◆ MATERIALS PROVIDED ◆
╔══

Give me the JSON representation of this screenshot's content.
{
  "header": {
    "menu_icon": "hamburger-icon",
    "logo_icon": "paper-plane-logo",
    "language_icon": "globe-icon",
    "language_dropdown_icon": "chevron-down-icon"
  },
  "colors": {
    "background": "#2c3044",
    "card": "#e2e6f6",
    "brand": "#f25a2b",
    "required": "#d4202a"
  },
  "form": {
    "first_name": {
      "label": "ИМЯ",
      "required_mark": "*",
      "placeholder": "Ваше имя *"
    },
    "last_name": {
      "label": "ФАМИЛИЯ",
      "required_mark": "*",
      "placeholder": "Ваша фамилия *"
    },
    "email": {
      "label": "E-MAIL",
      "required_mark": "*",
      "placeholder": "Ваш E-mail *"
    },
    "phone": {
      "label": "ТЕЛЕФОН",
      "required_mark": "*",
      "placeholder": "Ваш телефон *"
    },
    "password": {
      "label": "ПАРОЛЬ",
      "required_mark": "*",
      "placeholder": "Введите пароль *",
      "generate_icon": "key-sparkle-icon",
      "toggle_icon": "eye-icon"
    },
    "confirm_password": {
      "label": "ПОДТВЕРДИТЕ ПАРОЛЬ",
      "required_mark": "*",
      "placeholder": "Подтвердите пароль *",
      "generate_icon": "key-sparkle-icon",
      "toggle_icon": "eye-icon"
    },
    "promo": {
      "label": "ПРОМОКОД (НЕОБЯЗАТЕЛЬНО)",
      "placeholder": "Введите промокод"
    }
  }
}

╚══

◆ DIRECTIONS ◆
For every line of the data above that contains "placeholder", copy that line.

◆ EXPECTED ANSWER ◆
      "placeholder": "Ваше имя *"
      "placeholder": "Ваша фамилия *"
      "placeholder": "Ваш E-mail *"
      "placeholder": "Ваш телефон *"
      "placeholder": "Введите пароль *",
      "placeholder": "Подтвердите пароль *",
      "placeholder": "Введите промокод"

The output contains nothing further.